* _Prompt_: From the entries below, list each line with "icon".

* _Recorded data_:
____

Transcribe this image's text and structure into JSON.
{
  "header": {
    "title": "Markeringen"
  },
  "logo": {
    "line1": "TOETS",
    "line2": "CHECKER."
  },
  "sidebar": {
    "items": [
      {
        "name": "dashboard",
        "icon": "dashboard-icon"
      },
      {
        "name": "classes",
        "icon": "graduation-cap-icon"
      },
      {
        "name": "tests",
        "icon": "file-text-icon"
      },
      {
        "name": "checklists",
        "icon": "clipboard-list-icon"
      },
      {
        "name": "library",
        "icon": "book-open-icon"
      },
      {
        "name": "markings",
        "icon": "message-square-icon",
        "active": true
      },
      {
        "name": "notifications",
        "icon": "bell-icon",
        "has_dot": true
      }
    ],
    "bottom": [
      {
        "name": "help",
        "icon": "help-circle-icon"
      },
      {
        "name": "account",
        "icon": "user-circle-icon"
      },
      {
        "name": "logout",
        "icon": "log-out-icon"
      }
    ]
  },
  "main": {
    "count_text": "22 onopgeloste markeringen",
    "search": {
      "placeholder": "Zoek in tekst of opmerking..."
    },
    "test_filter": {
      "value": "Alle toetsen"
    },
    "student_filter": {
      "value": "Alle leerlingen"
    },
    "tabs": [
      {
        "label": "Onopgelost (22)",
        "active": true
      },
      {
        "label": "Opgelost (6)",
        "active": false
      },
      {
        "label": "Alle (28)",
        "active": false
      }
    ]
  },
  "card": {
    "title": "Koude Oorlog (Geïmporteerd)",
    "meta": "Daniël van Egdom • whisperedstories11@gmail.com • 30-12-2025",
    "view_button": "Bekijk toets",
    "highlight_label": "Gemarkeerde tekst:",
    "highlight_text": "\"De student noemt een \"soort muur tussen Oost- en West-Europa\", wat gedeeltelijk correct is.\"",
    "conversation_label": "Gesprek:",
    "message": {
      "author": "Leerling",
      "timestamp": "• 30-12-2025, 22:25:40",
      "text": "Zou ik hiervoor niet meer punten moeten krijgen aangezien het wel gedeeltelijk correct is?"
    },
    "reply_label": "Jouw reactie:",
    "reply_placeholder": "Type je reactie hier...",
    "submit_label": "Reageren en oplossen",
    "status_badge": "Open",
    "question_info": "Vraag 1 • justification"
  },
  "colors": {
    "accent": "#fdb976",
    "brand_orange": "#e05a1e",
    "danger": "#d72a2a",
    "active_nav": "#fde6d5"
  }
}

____

* _Answer space_:
        "icon": "dashboard-icon"
        "icon": "graduation-cap-icon"
        "icon": "file-text-icon"
        "icon": "clipboard-list-icon"
        "icon": "book-open-icon"
        "icon": "message-square-icon",
        "icon": "bell-icon",
        "icon": "help-circle-icon"
        "icon": "user-circle-icon"
        "icon": "log-out-icon"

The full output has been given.